Najib was called in to explain how a $10.6 million deposit was made to his personal bank account from SRC International, a subsidiary of 1MDB, which he had set up in 2009 after taking office, said Malaysian Anti-Corruption Commission (MACC) chief Mohd Shukri Abdull. Also Read - Swedish Prosecutors Drop Investigation Into Rape Allegations Against Julian Assange
MACC chief Shukri told reporters that at the moment they only asked Najib to record a statement, not to arrest him, but charges could be filed “very soon”, Xinhua news agency reported. Also Read - Centre Turns Down Dr Manmohan Singh's Request to Retain 14-Member Staff
He said the anti-corruption agency received new information related to Najib, but declined to elaborate. The investigation into SRC International is a part of large-scale efforts by newly-elected Prime Minister Mahathir Mohamad to correct the alleged wrong doings committed by Najib.
After taking over as the country’s Prime Minister, Mahathir reopened the probe into the 1MDB scandal, the fund from which Najib is accused of siphoning off billions of dollars. He has denied any wrongdoing.
Mahathir also set up a task-force, comprised of personnel from the MACC, the Attorney-General’s Chambers, Royal Malaysian Police and Malaysian Central Bank.
The Malaysian police last week seized a trove of cash, jewellery and designer handbags from several premises linked to Najib, including his private residence and luxury condominiums, as part of the corruption probe.
But Shukri did not elaborate on the relevance of the 1MDB investigation and the search, saying it should be answered by the police.

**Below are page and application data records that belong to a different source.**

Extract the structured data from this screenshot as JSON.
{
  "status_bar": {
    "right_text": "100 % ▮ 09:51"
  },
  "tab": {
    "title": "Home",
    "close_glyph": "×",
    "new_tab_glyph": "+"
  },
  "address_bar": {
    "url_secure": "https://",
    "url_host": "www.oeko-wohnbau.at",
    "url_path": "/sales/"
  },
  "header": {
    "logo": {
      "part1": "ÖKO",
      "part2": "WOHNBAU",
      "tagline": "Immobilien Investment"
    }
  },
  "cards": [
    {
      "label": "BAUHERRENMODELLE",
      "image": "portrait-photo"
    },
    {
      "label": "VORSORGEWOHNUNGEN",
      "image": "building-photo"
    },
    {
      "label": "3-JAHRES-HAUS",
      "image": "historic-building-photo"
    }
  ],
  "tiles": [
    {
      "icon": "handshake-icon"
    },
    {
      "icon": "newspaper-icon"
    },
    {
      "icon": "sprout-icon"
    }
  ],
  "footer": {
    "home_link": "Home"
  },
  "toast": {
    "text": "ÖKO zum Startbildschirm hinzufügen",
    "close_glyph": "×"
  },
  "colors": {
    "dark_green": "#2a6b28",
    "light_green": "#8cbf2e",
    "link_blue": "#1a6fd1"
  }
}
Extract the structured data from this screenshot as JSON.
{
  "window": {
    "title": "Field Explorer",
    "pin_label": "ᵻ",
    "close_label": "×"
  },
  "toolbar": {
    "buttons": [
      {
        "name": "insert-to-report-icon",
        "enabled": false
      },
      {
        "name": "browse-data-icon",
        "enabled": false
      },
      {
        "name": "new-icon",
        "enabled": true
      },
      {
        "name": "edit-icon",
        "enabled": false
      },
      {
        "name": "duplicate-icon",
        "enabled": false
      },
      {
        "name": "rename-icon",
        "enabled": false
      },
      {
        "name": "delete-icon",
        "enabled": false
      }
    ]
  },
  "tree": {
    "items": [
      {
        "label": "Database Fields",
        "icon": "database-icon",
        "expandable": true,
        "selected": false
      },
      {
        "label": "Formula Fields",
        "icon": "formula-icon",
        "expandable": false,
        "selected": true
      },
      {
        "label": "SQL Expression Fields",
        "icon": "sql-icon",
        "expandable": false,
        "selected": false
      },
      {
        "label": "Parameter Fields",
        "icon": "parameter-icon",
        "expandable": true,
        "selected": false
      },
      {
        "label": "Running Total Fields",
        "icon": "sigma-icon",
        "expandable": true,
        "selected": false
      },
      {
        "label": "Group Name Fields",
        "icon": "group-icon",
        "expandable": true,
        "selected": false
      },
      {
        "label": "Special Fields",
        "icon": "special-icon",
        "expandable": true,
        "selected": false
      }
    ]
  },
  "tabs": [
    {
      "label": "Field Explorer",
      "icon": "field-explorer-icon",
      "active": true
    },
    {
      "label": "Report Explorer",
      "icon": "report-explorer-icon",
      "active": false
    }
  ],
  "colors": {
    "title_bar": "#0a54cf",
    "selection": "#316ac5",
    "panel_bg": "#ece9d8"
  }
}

He did not specify how long the investigation will last. Shukri, who announced his retirement as deputy commissioner of the anti-graft agency in 2015 and returned as chief commissioner after the May 9 elections, said that he was threatened that he would lose his position if he took part in the investigation.
A news report in 2015 claimed that around $681 million had been diverted to Najib’s private accounts from 1MDB. However, Najib claimed the money was a donation from a Saudi Arabian prince.
The alleged embezzlement and laundering of funds diverted from 1MDB were being investigated in half a dozen countries, including the US, Switzerland and Singapore.
The US Department of Justice estimated that the amount diverted from 1MDB was $4.5 billion, of which some $1 billion may have been laundered in the US through the purchase of real estate, yachts, jewellery and works of art.